Check every line of the data below for "firefox". Copy each one that has it.

● Material provided:
=-=-=
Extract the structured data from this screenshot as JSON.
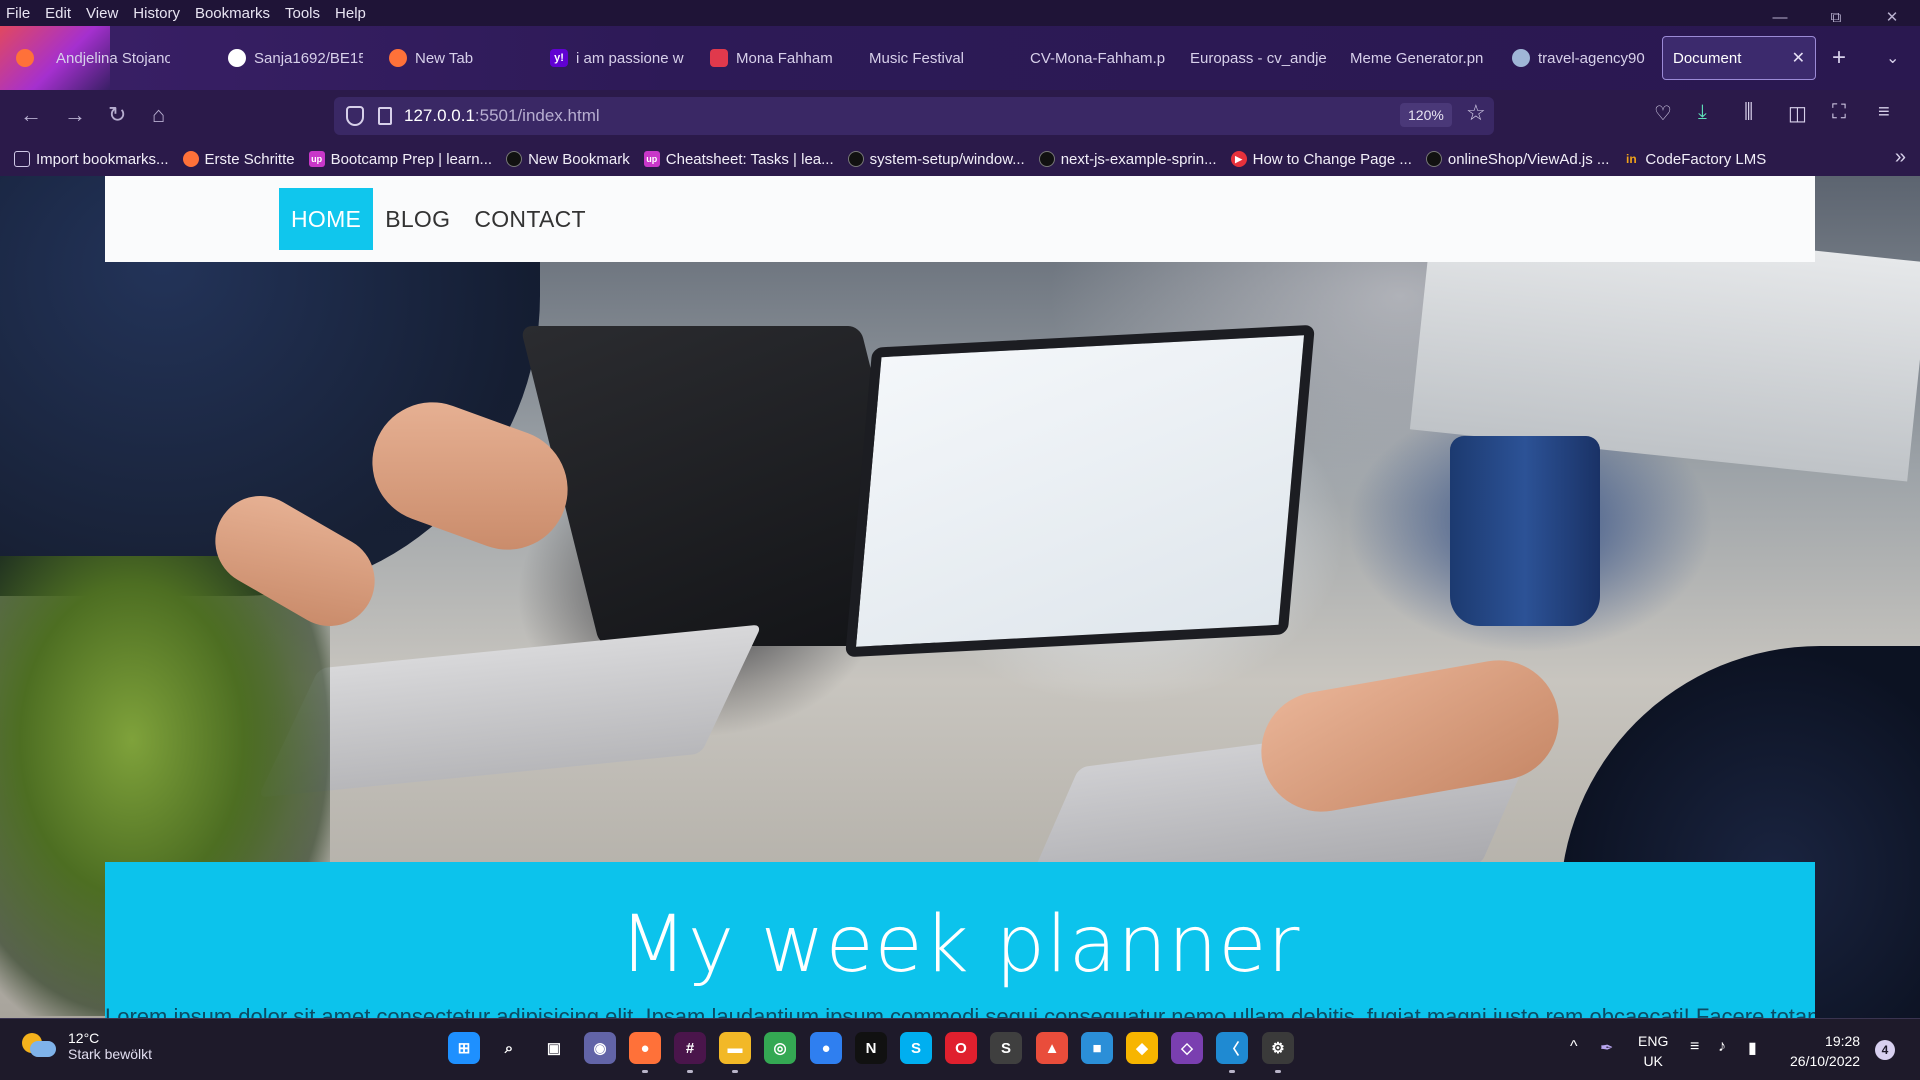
{
  "menubar": {
    "items": [
      "File",
      "Edit",
      "View",
      "History",
      "Bookmarks",
      "Tools",
      "Help"
    ]
  },
  "window_controls": {
    "minimize": "—",
    "restore": "⧉",
    "close": "✕"
  },
  "tabs": [
    {
      "label": "Andjelina Stojanovi",
      "icon": "user-avatar-icon",
      "color": "#8b6fcf"
    },
    {
      "label": "Sanja1692/BE15",
      "icon": "github-icon",
      "color": "#ffffff"
    },
    {
      "label": "New Tab",
      "icon": "firefox-icon",
      "color": "#ff7139"
    },
    {
      "label": "i am passione w",
      "icon": "yahoo-icon",
      "color": "#6001d2"
    },
    {
      "label": "Mona Fahham",
      "icon": "briefcase-icon",
      "color": "#e0394c"
    },
    {
      "label": "Music Festival",
      "icon": "",
      "color": ""
    },
    {
      "label": "CV-Mona-Fahham.p",
      "icon": "",
      "color": ""
    },
    {
      "label": "Europass - cv_andje",
      "icon": "",
      "color": ""
    },
    {
      "label": "Meme Generator.pn",
      "icon": "",
      "color": ""
    },
    {
      "label": "travel-agency90",
      "icon": "globe-icon",
      "color": "#9fb6d6"
    },
    {
      "label": "Document",
      "icon": "",
      "color": "",
      "active": true
    }
  ],
  "tab_close": "✕",
  "new_tab": "+",
  "tab_list": "⌄",
  "navigation": {
    "back": "←",
    "forward": "→",
    "reload": "↻",
    "home": "⌂"
  },
  "urlbar": {
    "host": "127.0.0.1",
    "path": ":5501/index.html",
    "zoom": "120%"
  },
  "toolbar_icons": [
    "pocket-icon",
    "download-icon",
    "library-icon",
    "sidebar-icon",
    "screenshot-icon",
    "menu-icon"
  ],
  "bookmarks": [
    {
      "label": "Import bookmarks...",
      "icon": "import-icon",
      "color": "#cfc8e6"
    },
    {
      "label": "Erste Schritte",
      "icon": "firefox-icon",
      "color": "#ff7139"
    },
    {
      "label": "Bootcamp Prep | learn...",
      "icon": "up-icon",
      "color": "#c837c9"
    },
    {
      "label": "New Bookmark",
      "icon": "github-icon",
      "color": "#111111"
    },
    {
      "label": "Cheatsheet: Tasks | lea...",
      "icon": "up-icon",
      "color": "#c837c9"
    },
    {
      "label": "system-setup/window...",
      "icon": "github-icon",
      "color": "#111111"
    },
    {
      "label": "next-js-example-sprin...",
      "icon": "github-icon",
      "color": "#111111"
    },
    {
      "label": "How to Change Page ...",
      "icon": "youtube-icon",
      "color": "#e6313b"
    },
    {
      "label": "onlineShop/ViewAd.js ...",
      "icon": "github-icon",
      "color": "#111111"
    },
    {
      "label": "CodeFactory LMS",
      "icon": "codefactory-icon",
      "color": "#f0a21a"
    }
  ],
  "bookmarks_overflow": "»",
  "site": {
    "nav": [
      "HOME",
      "BLOG",
      "CONTACT"
    ],
    "hero_title": "My week planner",
    "hero_subtitle": "Lorem ipsum dolor sit amet consectetur adipisicing elit. Ipsam laudantium ipsum commodi sequi consequatur nemo ullam debitis, fugiat magni iusto rem obcaecati! Facere totam dolor.",
    "accent": "#0cc3ec"
  },
  "taskbar": {
    "weather": {
      "temp": "12°C",
      "desc": "Stark bewölkt"
    },
    "apps": [
      {
        "name": "windows-start-icon",
        "glyph": "⊞",
        "color": "#1e90ff"
      },
      {
        "name": "search-icon",
        "glyph": "⌕",
        "color": "transparent"
      },
      {
        "name": "task-view-icon",
        "glyph": "▣",
        "color": "transparent"
      },
      {
        "name": "teams-chat-icon",
        "glyph": "◉",
        "color": "#6264a7"
      },
      {
        "name": "firefox-icon",
        "glyph": "●",
        "color": "#ff7139"
      },
      {
        "name": "slack-icon",
        "glyph": "#",
        "color": "#4a154b"
      },
      {
        "name": "file-explorer-icon",
        "glyph": "▬",
        "color": "#f2b827"
      },
      {
        "name": "chrome-icon",
        "glyph": "◎",
        "color": "#34a853"
      },
      {
        "name": "firefox-dev-icon",
        "glyph": "●",
        "color": "#2f7ff0"
      },
      {
        "name": "netflix-icon",
        "glyph": "N",
        "color": "#111111"
      },
      {
        "name": "skype-icon",
        "glyph": "S",
        "color": "#00aff0"
      },
      {
        "name": "opera-icon",
        "glyph": "O",
        "color": "#e0202e"
      },
      {
        "name": "sublime-text-icon",
        "glyph": "S",
        "color": "#3f3f3f"
      },
      {
        "name": "popcorn-icon",
        "glyph": "▲",
        "color": "#e94d3b"
      },
      {
        "name": "remote-desktop-icon",
        "glyph": "■",
        "color": "#2b8fd8"
      },
      {
        "name": "vpn-shield-icon",
        "glyph": "◆",
        "color": "#f7b500"
      },
      {
        "name": "git-icon",
        "glyph": "◇",
        "color": "#7a3fb0"
      },
      {
        "name": "vscode-icon",
        "glyph": "〈",
        "color": "#1f8ad2"
      },
      {
        "name": "settings-icon",
        "glyph": "⚙",
        "color": "#3a3a3a"
      }
    ],
    "tray": {
      "chevron": "^",
      "pen": "✒",
      "wifi": "≡",
      "volume": "♪",
      "battery": "▮"
    },
    "language": {
      "line1": "ENG",
      "line2": "UK"
    },
    "clock": {
      "time": "19:28",
      "date": "26/10/2022"
    },
    "notifications": "4"
  }
}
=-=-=
● Response area:
      "icon": "firefox-icon",
      "icon": "firefox-icon",
        "name": "firefox-icon",
        "name": "firefox-dev-icon",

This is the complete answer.